Wednesday, May 19, 2010
What You Should Know About the Greek Bailout Tragedy
The Problem is Never Solved, Only Postponed. It's interesting that bailout plans seem to have to come up with bigger and bigger dollar amounts in order to falsely satisfy the public that "something" is being done about the problem. If these measures are really a solution, why were they not tried five or so years ago when the problems began to surface? The fundamental problems of the Greek welfare state are not even being addressed in the bailout. Which means that in the next few years, after this latest "fix" has dried up, Greece will be back at the trough, claiming that they didn't get enough help. This DemocracyNow clip shows that the Greek populace is becoming savvy to the real problem.
The Problem is Perpetuated in Order to Benefit the Super Rich. Nothing is being done about the problem. Rather, the same thing that was done with the Troubled Asset Relief Program for the super rich in America.
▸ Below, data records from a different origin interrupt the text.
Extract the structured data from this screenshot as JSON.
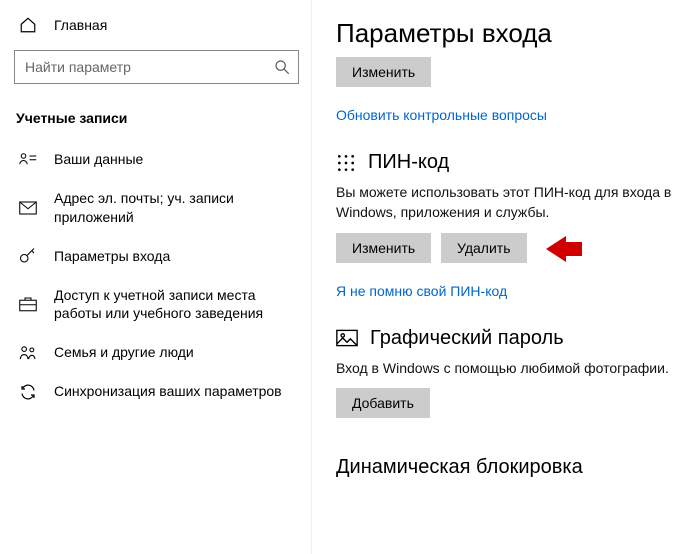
{
  "sidebar": {
    "home": "Главная",
    "search_placeholder": "Найти параметр",
    "category": "Учетные записи",
    "items": [
      {
        "label": "Ваши данные"
      },
      {
        "label": "Адрес эл. почты; уч. записи приложений"
      },
      {
        "label": "Параметры входа"
      },
      {
        "label": "Доступ к учетной записи места работы или учебного заведения"
      },
      {
        "label": "Семья и другие люди"
      },
      {
        "label": "Синхронизация ваших параметров"
      }
    ]
  },
  "content": {
    "page_title": "Параметры входа",
    "top_button": "Изменить",
    "update_questions_link": "Обновить контрольные вопросы",
    "pin": {
      "title": "ПИН-код",
      "desc": "Вы можете использовать этот ПИН-код для входа в Windows, приложения и службы.",
      "change": "Изменить",
      "remove": "Удалить",
      "forgot_link": "Я не помню свой ПИН-код"
    },
    "picture": {
      "title": "Графический пароль",
      "desc": "Вход в Windows с помощью любимой фотографии.",
      "add": "Добавить"
    },
    "dynamic_lock": "Динамическая блокировка"
  }
}
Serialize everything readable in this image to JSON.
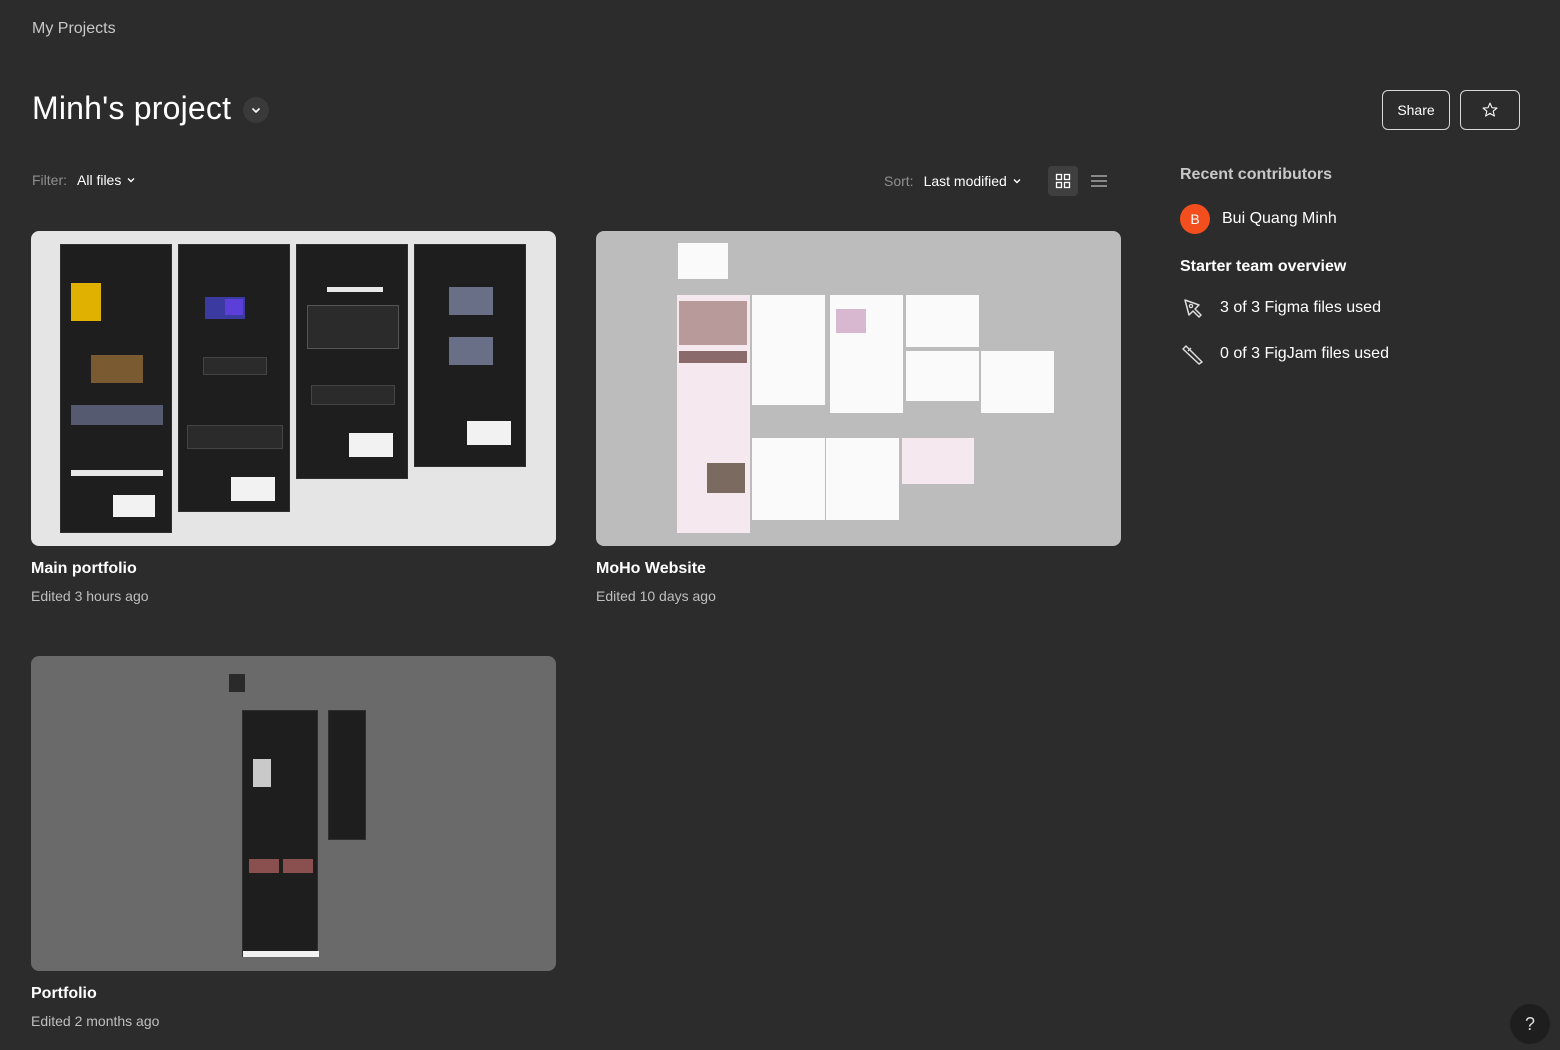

Of TARP, Naomi Klein, author of "The Shock Doctrine" wrote that "the financial sector bailout has never been about fixing the problem. It's been about using the crisis as a pretext for the greatest transfer of public wealth into private hands in monetary history. That's not to say that there isn't a crisis, just that the people in charge are less interested in fixing it than in taking care of their friends who take care of them. It's straight up pillage." Who is getting the major benefit here, while the Greek economy continues to tank? The big banks.
"Too Big to Fail" is a Dangerous Lie. The majority of the debt of Greece, as well as Portugal, Ireland, Italy, and Spain (together known as the PIIGS countries) is held by a handful of large French and German banks. Without the international Greek bailout, and others that are sure to follow, many of these banks would have failed.With the bailout, they are now free to offer as large executive compensation as did the major investment firms in the United States who were protected by TARP.
The Welfare State is A Major Culprit. The Greek financial tragedy has surfaced in large part because Greece has been borrowing to fund payments to welfare recipients. Hoping that their house of cards wouldn't fall anytime soon, the Greek government has been falsifying its financial reports, hoping that no one would notice how bad it really is. Kind of sounds like the United States in miniature, doesn't it? And we want to add health care to our own burgeoning welfare-mess-created unconscionable levels of debt?
Moral Hazard Makes People Stupid. Moral hazard is defined as the behavior that is encouraged and usually occurs when someone is not required to take normal risk. In the United States, large firms like Goldman Sachs and AIG knew that their friends in government would bail them out of any bad decisions they made, and they were right. Those few large banks in Germany and France expected that they would get similar help, and they were right, too.
Setting the Stage for Bigger and Better Bailouts, Coming to a State Near You!!! The Federal Reserve is helping to bail out Greece. The International Monetary Fund is helping to bail out Greece. That means that the American debt holder (that would be you), as well the American taxpayer (i.e. you as well) is being left holding a larger and larger bag. But since the Fed and the IMF are bailing out foreign governments, how likely do you think it will be that they'll soon begin bailing out floundering mini-welfare states in the US, such as California and Massachusetts? Quite likely, I predict.
In a day when progressives claim that everything needs to be solved collectively, I suppose they have no compunction with Americans bailing out the rest of the world, even though we have nothing left in our own economic gas tank?
Big bankers and their friends in government have gotten very adept at decimating economies. How is it that big bankers and their government friends always profit in the process? That should tell you something. It is not free market capitalism that is causing the increasing divide between the have-everythings and the have-nots. This fault can be laid squarely at the feet of the whores of unabashed corporatism. Let Greece be a lesson to us all.